[Stored data entries]
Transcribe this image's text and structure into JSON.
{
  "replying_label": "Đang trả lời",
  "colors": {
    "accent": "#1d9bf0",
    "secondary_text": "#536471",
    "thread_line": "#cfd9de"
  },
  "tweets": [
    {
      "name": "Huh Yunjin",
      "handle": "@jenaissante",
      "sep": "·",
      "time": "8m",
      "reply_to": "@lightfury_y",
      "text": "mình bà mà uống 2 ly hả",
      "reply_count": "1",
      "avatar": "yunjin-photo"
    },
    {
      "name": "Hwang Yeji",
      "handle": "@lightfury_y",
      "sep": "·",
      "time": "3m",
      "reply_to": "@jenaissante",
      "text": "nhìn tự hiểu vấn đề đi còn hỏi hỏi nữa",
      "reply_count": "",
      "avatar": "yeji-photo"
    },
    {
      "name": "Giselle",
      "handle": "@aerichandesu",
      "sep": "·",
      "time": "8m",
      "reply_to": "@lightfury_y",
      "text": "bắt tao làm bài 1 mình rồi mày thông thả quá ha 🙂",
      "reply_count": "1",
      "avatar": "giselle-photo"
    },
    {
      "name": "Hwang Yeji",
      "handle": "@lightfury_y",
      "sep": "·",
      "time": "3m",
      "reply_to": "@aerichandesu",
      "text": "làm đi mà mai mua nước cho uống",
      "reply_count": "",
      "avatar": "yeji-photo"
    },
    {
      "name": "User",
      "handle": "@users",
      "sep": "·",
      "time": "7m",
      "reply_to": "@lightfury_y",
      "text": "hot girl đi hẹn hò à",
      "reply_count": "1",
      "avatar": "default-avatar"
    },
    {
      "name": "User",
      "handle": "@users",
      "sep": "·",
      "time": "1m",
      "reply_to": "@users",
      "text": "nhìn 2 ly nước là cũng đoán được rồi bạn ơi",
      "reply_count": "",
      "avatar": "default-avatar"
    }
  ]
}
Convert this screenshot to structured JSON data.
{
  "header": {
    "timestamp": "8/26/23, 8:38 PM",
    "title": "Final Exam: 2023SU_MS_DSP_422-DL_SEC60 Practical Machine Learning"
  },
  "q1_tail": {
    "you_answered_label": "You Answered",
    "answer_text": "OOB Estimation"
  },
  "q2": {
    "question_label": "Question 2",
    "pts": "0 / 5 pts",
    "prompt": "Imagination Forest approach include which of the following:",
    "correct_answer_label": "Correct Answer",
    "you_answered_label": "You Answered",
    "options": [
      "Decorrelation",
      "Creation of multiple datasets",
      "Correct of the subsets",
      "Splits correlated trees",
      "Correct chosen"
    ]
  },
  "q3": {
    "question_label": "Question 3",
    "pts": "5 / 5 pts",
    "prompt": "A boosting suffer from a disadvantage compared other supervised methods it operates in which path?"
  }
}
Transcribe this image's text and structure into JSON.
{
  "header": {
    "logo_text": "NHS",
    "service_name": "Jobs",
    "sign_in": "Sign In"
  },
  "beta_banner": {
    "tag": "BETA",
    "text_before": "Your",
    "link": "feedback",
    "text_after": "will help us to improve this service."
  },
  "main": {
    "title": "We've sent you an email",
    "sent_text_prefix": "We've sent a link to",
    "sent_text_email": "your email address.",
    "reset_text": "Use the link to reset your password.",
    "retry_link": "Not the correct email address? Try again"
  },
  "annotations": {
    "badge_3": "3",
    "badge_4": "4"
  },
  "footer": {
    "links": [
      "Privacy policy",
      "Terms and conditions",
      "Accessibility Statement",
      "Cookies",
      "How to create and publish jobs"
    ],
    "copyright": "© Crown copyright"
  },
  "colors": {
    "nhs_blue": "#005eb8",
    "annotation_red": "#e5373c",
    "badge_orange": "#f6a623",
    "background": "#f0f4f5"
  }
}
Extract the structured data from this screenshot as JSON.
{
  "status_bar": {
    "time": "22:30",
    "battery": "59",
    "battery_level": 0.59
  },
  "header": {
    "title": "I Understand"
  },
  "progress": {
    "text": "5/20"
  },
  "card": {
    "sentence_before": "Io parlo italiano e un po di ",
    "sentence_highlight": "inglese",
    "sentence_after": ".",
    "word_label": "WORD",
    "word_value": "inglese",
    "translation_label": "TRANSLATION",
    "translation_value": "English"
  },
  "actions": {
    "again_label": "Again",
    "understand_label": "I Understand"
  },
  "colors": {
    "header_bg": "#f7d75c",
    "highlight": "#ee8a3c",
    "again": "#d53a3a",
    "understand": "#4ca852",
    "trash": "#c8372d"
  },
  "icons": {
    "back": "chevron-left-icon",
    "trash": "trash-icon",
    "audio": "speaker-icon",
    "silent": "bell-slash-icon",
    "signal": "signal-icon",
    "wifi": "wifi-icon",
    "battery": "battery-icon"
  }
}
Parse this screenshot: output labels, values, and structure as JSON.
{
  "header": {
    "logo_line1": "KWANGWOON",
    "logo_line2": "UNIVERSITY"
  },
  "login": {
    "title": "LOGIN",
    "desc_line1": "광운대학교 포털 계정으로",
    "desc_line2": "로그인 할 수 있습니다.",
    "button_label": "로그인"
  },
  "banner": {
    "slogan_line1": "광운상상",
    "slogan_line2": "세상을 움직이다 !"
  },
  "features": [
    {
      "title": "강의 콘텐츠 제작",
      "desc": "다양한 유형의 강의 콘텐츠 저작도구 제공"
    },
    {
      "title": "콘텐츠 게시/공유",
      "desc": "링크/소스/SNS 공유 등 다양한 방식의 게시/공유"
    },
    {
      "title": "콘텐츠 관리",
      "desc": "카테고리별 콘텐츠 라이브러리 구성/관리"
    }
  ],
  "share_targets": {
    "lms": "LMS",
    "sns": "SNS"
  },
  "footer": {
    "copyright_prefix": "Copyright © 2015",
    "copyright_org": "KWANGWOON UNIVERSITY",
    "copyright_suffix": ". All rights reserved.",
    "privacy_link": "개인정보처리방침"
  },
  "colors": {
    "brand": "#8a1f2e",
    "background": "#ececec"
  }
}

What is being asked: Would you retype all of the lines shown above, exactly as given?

Response to this task:
Transcribe this image's text and structure into JSON.
{
  "replying_label": "Đang trả lời",
  "colors": {
    "accent": "#1d9bf0",
    "secondary_text": "#536471",
    "thread_line": "#cfd9de"
  },
  "tweets": [
    {
      "name": "Huh Yunjin",
      "handle": "@jenaissante",
      "sep": "·",
      "time": "8m",
      "reply_to": "@lightfury_y",
      "text": "mình bà mà uống 2 ly hả",
      "reply_count": "1",
      "avatar": "yunjin-photo"
    },
    {
      "name": "Hwang Yeji",
      "handle": "@lightfury_y",
      "sep": "·",
      "time": "3m",
      "reply_to": "@jenaissante",
      "text": "nhìn tự hiểu vấn đề đi còn hỏi hỏi nữa",
      "reply_count": "",
      "avatar": "yeji-photo"
    },
    {
      "name": "Giselle",
      "handle": "@aerichandesu",
      "sep": "·",
      "time": "8m",
      "reply_to": "@lightfury_y",
      "text": "bắt tao làm bài 1 mình rồi mày thông thả quá ha 🙂",
      "reply_count": "1",
      "avatar": "giselle-photo"
    },
    {
      "name": "Hwang Yeji",
      "handle": "@lightfury_y",
      "sep": "·",
      "time": "3m",
      "reply_to": "@aerichandesu",
      "text": "làm đi mà mai mua nước cho uống",
      "reply_count": "",
      "avatar": "yeji-photo"
    },
    {
      "name": "User",
      "handle": "@users",
      "sep": "·",
      "time": "7m",
      "reply_to": "@lightfury_y",
      "text": "hot girl đi hẹn hò à",
      "reply_count": "1",
      "avatar": "default-avatar"
    },
    {
      "name": "User",
      "handle": "@users",
      "sep": "·",
      "time": "1m",
      "reply_to": "@users",
      "text": "nhìn 2 ly nước là cũng đoán được rồi bạn ơi",
      "reply_count": "",
      "avatar": "default-avatar"
    }
  ]
}
Convert this screenshot to structured JSON data.
{
  "header": {
    "timestamp": "8/26/23, 8:38 PM",
    "title": "Final Exam: 2023SU_MS_DSP_422-DL_SEC60 Practical Machine Learning"
  },
  "q1_tail": {
    "you_answered_label": "You Answered",
    "answer_text": "OOB Estimation"
  },
  "q2": {
    "question_label": "Question 2",
    "pts": "0 / 5 pts",
    "prompt": "Imagination Forest approach include which of the following:",
    "correct_answer_label": "Correct Answer",
    "you_answered_label": "You Answered",
    "options": [
      "Decorrelation",
      "Creation of multiple datasets",
      "Correct of the subsets",
      "Splits correlated trees",
      "Correct chosen"
    ]
  },
  "q3": {
    "question_label": "Question 3",
    "pts": "5 / 5 pts",
    "prompt": "A boosting suffer from a disadvantage compared other supervised methods it operates in which path?"
  }
}
Transcribe this image's text and structure into JSON.
{
  "header": {
    "logo_text": "NHS",
    "service_name": "Jobs",
    "sign_in": "Sign In"
  },
  "beta_banner": {
    "tag": "BETA",
    "text_before": "Your",
    "link": "feedback",
    "text_after": "will help us to improve this service."
  },
  "main": {
    "title": "We've sent you an email",
    "sent_text_prefix": "We've sent a link to",
    "sent_text_email": "your email address.",
    "reset_text": "Use the link to reset your password.",
    "retry_link": "Not the correct email address? Try again"
  },
  "annotations": {
    "badge_3": "3",
    "badge_4": "4"
  },
  "footer": {
    "links": [
      "Privacy policy",
      "Terms and conditions",
      "Accessibility Statement",
      "Cookies",
      "How to create and publish jobs"
    ],
    "copyright": "© Crown copyright"
  },
  "colors": {
    "nhs_blue": "#005eb8",
    "annotation_red": "#e5373c",
    "badge_orange": "#f6a623",
    "background": "#f0f4f5"
  }
}
Extract the structured data from this screenshot as JSON.
{
  "status_bar": {
    "time": "22:30",
    "battery": "59",
    "battery_level": 0.59
  },
  "header": {
    "title": "I Understand"
  },
  "progress": {
    "text": "5/20"
  },
  "card": {
    "sentence_before": "Io parlo italiano e un po di ",
    "sentence_highlight": "inglese",
    "sentence_after": ".",
    "word_label": "WORD",
    "word_value": "inglese",
    "translation_label": "TRANSLATION",
    "translation_value": "English"
  },
  "actions": {
    "again_label": "Again",
    "understand_label": "I Understand"
  },
  "colors": {
    "header_bg": "#f7d75c",
    "highlight": "#ee8a3c",
    "again": "#d53a3a",
    "understand": "#4ca852",
    "trash": "#c8372d"
  },
  "icons": {
    "back": "chevron-left-icon",
    "trash": "trash-icon",
    "audio": "speaker-icon",
    "silent": "bell-slash-icon",
    "signal": "signal-icon",
    "wifi": "wifi-icon",
    "battery": "battery-icon"
  }
}
Parse this screenshot: output labels, values, and structure as JSON.
{
  "header": {
    "logo_line1": "KWANGWOON",
    "logo_line2": "UNIVERSITY"
  },
  "login": {
    "title": "LOGIN",
    "desc_line1": "광운대학교 포털 계정으로",
    "desc_line2": "로그인 할 수 있습니다.",
    "button_label": "로그인"
  },
  "banner": {
    "slogan_line1": "광운상상",
    "slogan_line2": "세상을 움직이다 !"
  },
  "features": [
    {
      "title": "강의 콘텐츠 제작",
      "desc": "다양한 유형의 강의 콘텐츠 저작도구 제공"
    },
    {
      "title": "콘텐츠 게시/공유",
      "desc": "링크/소스/SNS 공유 등 다양한 방식의 게시/공유"
    },
    {
      "title": "콘텐츠 관리",
      "desc": "카테고리별 콘텐츠 라이브러리 구성/관리"
    }
  ],
  "share_targets": {
    "lms": "LMS",
    "sns": "SNS"
  },
  "footer": {
    "copyright_prefix": "Copyright © 2015",
    "copyright_org": "KWANGWOON UNIVERSITY",
    "copyright_suffix": ". All rights reserved.",
    "privacy_link": "개인정보처리방침"
  },
  "colors": {
    "brand": "#8a1f2e",
    "background": "#ececec"
  }
}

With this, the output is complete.